▶ _EXERCISE BRIEF_:
The job is to find each line of the records below that includes the word "name" and copy it.

▶ _EXTRACTED ENTRIES_:

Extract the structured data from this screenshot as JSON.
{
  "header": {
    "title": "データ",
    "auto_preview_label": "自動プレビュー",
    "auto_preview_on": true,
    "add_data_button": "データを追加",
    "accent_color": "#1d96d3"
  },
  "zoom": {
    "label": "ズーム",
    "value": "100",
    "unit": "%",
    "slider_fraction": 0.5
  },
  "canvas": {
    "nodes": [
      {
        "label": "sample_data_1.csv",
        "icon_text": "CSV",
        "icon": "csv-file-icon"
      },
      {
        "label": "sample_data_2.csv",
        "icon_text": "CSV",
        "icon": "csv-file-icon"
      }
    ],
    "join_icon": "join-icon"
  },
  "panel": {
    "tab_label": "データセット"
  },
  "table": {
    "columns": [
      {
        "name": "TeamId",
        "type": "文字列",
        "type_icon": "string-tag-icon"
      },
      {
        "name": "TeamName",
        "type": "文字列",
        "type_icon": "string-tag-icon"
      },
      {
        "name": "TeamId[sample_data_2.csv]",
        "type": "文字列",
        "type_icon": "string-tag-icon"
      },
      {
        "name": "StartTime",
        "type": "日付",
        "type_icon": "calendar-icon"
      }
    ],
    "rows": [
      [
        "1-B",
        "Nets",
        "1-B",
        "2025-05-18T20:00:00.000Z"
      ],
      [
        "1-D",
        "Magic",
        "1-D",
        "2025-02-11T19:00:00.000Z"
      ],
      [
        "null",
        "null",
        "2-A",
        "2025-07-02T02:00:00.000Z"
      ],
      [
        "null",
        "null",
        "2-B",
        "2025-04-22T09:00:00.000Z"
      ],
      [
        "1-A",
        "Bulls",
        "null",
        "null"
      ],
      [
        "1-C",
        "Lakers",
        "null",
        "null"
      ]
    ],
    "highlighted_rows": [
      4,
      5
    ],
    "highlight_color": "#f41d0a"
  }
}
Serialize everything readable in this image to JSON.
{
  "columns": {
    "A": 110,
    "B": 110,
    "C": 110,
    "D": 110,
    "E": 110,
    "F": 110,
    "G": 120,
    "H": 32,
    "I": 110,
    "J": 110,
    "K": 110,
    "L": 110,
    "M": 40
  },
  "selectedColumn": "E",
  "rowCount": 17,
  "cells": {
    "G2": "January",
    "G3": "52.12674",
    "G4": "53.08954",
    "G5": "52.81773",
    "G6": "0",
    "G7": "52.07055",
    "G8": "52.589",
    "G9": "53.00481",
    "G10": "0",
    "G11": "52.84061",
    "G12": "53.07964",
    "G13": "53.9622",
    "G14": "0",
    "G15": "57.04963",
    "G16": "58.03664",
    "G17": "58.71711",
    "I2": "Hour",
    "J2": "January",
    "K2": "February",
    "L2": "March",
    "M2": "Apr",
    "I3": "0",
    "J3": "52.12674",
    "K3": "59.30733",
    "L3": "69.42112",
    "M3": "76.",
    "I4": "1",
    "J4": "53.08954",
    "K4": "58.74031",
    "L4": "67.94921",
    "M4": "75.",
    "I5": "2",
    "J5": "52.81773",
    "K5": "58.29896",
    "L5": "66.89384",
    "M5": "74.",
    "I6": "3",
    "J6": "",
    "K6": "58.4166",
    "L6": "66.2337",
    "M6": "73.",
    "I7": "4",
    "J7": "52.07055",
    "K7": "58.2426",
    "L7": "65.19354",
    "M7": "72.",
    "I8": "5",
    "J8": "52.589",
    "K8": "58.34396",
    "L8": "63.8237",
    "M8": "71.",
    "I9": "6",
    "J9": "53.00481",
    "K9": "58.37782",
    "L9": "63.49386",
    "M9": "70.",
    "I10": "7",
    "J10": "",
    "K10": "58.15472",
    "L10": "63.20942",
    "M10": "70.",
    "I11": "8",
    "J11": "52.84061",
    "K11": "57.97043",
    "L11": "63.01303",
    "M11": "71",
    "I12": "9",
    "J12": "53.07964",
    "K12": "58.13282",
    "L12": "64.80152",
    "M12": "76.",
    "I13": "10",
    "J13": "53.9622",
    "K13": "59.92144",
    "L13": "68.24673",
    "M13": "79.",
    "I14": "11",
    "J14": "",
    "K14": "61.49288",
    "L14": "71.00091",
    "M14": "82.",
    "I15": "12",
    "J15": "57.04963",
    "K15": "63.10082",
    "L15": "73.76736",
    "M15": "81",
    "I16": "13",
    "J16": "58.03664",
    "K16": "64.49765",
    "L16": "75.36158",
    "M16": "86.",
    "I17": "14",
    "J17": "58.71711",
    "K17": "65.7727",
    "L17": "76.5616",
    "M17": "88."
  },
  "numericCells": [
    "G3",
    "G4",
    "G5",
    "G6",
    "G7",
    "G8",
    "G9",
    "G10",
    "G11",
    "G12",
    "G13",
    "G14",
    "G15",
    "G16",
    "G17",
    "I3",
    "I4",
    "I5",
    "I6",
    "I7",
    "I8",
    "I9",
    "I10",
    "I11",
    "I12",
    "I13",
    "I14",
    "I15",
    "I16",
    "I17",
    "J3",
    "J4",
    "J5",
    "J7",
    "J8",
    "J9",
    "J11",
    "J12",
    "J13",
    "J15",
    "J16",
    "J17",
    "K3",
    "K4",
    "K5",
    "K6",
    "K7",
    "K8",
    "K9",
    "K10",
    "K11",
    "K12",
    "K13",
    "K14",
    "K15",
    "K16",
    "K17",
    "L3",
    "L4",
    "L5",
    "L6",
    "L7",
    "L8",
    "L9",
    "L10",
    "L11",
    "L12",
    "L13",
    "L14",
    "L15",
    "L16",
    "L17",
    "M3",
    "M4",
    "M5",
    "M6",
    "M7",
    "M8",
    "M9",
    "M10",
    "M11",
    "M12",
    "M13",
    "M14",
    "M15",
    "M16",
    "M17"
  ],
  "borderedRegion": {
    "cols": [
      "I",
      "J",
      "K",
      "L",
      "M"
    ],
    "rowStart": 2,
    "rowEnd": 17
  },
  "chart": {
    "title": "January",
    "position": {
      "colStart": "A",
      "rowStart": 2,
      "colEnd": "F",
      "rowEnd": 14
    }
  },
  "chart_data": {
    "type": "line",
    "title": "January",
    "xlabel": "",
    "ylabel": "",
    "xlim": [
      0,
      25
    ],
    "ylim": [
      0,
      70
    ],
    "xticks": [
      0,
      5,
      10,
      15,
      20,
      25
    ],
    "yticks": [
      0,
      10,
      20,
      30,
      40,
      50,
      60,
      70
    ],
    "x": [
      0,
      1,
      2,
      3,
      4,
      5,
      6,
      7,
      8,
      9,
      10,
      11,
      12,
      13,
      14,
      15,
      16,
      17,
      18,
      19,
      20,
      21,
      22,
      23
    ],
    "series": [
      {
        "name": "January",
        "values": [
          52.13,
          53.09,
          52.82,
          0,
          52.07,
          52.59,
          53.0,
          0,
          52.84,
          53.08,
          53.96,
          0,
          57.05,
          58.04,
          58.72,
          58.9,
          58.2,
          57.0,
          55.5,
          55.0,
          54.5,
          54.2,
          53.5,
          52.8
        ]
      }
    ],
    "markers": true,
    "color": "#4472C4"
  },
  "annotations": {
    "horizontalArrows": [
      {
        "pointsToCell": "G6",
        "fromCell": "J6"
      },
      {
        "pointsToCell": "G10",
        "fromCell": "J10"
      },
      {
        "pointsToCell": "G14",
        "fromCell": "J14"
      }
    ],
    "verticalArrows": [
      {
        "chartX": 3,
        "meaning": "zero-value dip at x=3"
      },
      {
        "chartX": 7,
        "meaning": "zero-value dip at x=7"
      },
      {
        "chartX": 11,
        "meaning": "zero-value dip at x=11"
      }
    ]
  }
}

▶ _WRITTEN RESPONSE_:
        "name": "TeamId",
        "name": "TeamName",
        "name": "TeamId[sample_data_2.csv]",
        "name": "StartTime",
        "name": "January",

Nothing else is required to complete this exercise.